[Data listing — start]
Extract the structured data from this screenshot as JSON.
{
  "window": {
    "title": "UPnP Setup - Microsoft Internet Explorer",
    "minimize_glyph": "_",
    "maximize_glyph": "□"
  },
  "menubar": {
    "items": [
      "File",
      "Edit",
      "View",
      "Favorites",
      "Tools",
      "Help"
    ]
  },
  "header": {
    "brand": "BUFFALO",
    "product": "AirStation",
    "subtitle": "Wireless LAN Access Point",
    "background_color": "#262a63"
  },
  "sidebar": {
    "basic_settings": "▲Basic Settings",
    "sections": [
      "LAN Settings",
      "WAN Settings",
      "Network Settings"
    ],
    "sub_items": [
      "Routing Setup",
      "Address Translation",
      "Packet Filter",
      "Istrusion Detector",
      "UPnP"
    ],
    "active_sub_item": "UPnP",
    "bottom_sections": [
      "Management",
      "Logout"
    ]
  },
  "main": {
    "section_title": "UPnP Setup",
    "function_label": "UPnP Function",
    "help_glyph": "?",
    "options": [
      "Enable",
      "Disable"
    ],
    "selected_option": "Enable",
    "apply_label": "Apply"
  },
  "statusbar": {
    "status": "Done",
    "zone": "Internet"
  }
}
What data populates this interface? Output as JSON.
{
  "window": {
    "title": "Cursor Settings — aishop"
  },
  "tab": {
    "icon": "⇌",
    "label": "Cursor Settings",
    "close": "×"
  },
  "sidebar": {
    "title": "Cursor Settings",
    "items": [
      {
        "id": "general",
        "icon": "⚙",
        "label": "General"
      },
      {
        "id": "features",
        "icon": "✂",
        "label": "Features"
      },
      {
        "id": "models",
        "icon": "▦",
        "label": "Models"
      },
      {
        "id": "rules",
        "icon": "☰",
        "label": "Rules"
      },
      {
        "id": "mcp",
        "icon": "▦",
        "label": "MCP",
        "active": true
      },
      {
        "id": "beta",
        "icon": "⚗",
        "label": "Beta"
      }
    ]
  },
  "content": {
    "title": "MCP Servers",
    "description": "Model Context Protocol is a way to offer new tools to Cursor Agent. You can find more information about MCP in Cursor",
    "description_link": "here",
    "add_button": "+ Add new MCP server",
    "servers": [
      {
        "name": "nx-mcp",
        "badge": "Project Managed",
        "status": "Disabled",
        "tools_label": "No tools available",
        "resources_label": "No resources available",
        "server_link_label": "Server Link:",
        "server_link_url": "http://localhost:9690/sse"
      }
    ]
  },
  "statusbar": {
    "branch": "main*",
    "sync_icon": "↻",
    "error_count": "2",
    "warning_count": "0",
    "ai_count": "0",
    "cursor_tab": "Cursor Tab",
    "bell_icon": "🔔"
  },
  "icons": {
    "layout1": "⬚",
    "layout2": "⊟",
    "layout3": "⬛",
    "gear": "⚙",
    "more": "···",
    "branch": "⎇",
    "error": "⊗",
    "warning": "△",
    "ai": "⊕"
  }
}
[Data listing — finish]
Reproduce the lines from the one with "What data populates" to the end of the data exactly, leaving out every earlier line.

What data populates this interface? Output as JSON.
{
  "window": {
    "title": "Cursor Settings — aishop"
  },
  "tab": {
    "icon": "⇌",
    "label": "Cursor Settings",
    "close": "×"
  },
  "sidebar": {
    "title": "Cursor Settings",
    "items": [
      {
        "id": "general",
        "icon": "⚙",
        "label": "General"
      },
      {
        "id": "features",
        "icon": "✂",
        "label": "Features"
      },
      {
        "id": "models",
        "icon": "▦",
        "label": "Models"
      },
      {
        "id": "rules",
        "icon": "☰",
        "label": "Rules"
      },
      {
        "id": "mcp",
        "icon": "▦",
        "label": "MCP",
        "active": true
      },
      {
        "id": "beta",
        "icon": "⚗",
        "label": "Beta"
      }
    ]
  },
  "content": {
    "title": "MCP Servers",
    "description": "Model Context Protocol is a way to offer new tools to Cursor Agent. You can find more information about MCP in Cursor",
    "description_link": "here",
    "add_button": "+ Add new MCP server",
    "servers": [
      {
        "name": "nx-mcp",
        "badge": "Project Managed",
        "status": "Disabled",
        "tools_label": "No tools available",
        "resources_label": "No resources available",
        "server_link_label": "Server Link:",
        "server_link_url": "http://localhost:9690/sse"
      }
    ]
  },
  "statusbar": {
    "branch": "main*",
    "sync_icon": "↻",
    "error_count": "2",
    "warning_count": "0",
    "ai_count": "0",
    "cursor_tab": "Cursor Tab",
    "bell_icon": "🔔"
  },
  "icons": {
    "layout1": "⬚",
    "layout2": "⊟",
    "layout3": "⬛",
    "gear": "⚙",
    "more": "···",
    "branch": "⎇",
    "error": "⊗",
    "warning": "△",
    "ai": "⊕"
  }
}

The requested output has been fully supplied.